Information for parents and children

Managing the disease

Diabetes is not a curable disease, so it is very important to manage. If diabetes is not managed it can lead to death. When you find out you have diabetes your doctor will tell you that you need to manage your insulin, exercise, and diet. Without the proper diet and exercise over time you will develop problems with your eyes, heart, kidneys, nerves, and gum/teeth. Also some people have lost some of their toes. By managing your diabetes you will be able to live as normal as possible. If you avoiding taking care of yourself, you will have serious outcomes. Have your family get involved, and be healthy with you.


Symptoms of high and low blood sugars

High blood sugars, also known as hyperglycemia, can be a scary thing. High blood sugars can happen for various reasons, including: not taking your insulin when your supposed to, or not taking the right amount. Eating too much and not taking enough insulin to cover all the food you ate. Also being sick can raise blood sugar levels or not getting enough exercise. Symptoms of high blood sugars can be, peeing a lot, drinking a lot, losing weight and being tired. Sometimes high blood sugar levels don't even cause these symptoms and you can have high blood sugar without knowing it that's why it's important to check your blood sugar often. Usually to treat high blood sugars you will need to take more insulin or get exercise more frequently. Having high blood sugar levels happens to everyone with diabetes from time to time but if it happens a lot you should consult your doctor about how to get them back in normal range.
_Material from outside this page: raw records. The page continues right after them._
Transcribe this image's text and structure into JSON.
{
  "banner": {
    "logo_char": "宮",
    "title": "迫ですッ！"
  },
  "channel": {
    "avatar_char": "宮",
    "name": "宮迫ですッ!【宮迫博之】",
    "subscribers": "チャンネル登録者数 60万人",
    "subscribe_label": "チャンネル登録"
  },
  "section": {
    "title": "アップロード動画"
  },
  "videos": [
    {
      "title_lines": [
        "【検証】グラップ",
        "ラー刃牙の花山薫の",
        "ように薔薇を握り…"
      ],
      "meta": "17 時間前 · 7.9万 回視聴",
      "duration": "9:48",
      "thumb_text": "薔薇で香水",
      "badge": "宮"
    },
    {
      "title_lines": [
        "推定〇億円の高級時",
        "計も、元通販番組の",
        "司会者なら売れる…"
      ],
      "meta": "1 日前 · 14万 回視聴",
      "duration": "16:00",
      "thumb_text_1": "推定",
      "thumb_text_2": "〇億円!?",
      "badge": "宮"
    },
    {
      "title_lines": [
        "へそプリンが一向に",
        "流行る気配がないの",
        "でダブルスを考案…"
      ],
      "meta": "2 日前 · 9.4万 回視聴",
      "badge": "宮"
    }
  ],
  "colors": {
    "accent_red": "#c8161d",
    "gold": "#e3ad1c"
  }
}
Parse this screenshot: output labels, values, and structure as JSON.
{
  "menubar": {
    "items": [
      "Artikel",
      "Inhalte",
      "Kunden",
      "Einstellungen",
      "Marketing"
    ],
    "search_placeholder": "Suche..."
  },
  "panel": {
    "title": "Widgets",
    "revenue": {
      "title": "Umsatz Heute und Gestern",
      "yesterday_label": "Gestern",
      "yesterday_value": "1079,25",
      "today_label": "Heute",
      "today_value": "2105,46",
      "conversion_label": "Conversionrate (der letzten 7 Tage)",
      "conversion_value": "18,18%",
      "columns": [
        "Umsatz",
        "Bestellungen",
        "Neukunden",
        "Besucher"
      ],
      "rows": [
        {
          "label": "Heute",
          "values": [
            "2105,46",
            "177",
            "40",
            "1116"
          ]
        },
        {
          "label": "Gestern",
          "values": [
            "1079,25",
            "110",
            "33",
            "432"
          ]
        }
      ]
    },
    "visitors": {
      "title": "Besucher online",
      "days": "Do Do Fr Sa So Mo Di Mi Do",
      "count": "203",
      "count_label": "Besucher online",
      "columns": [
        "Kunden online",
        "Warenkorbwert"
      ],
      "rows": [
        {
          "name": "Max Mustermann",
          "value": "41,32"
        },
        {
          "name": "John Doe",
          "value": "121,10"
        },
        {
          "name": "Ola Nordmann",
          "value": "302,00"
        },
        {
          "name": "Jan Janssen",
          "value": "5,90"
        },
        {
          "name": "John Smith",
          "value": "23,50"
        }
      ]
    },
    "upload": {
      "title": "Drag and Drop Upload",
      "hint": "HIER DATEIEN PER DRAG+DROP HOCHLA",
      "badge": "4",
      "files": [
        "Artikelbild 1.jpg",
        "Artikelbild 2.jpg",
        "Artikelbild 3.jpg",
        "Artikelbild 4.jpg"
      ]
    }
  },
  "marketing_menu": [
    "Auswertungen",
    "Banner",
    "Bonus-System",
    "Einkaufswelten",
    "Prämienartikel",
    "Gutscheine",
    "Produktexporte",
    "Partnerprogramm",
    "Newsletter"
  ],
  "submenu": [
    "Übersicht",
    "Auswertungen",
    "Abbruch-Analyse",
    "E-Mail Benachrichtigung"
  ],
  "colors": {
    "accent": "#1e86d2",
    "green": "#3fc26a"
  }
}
Low blood sugars need immediate attention or can be life threatening. Symptoms of mild low blood sugar levels are: grouchiness, shakiness, sweating, fast heart rate, pale skin, dizziness, yawning. For this the blood sugar will need to be treated with a quick acting sugar or something with about 15 grams of carbohydrates. Symptoms of moderate low blood sugars are: confusion, slurred speech, poor coordination, and inability to cooperate. To treat this instant glucose should be given or cake frosting gel. If no response within 15 minutes to either of these then the glucagon should be administered. Symptoms of severe low blood sugars are, unconsciousness, and convulsions. If this happens the glucagon should be administered immediately and 911 should be called.

Low blood sugars sometimes happen when meals are skipped or meals or delayed also if the person doesn't eat as much carbohydrates for as much insulin they took. Also if you take too much insulin, take the wrong type or if you take the insulin at the wrong time. It can also happen if you exercise too much without eating a snack or adjusting the dosage of insulin.


Ideas for how to manage the disease outside of the home




Having diabetes can make young children feel different from other kids at school or around other peers. Joining a support group in your area where your child can meet other children with the disease so they don't feel alone can help your child deal emotionally with the disease. If your child is young and in school it is probably a good idea to recommend the teacher reading a book or having the class watch a video on diabetes so the other students understand more about what diabetes is. If the other children in the class know what the disease is they are less likely to make the child with diabetes feel so different. It is also important to sit down with your child's teacher, bus driver etc. to discuss the symptoms of low blood sugars, making sure they understand that your child may need to have additional snacks and access to water and the bathroom because of your child's diabetes. Also discussing how diabetes can affect school performance and making sure your child has a place to check their blood sugar and give themselves insulin.


The same type of thing would apply if your child was going to a birthday party and just even going over to a friends house to play. It is important that the parents or adults around know what diabetes is and to recognize signs of symptoms of a problem especially if they are staying over night. Making your children's friends aware of the disease, depending on age, is also a good idea.


Additional resources

If you go to the American Diabetes Association(,http://www.diabetes.org/in-my-community/?loc=GlobalNavIMC) You can type in your state or zip code to find places close to you that help support the diabetes cause. Some hospitals offer educational classes on diabetes. Kishwaukee Hospital is the closet one to us. You and your family are welcome to come to them and share your experiences. There are also online classes you can take in order to learn about diabetes.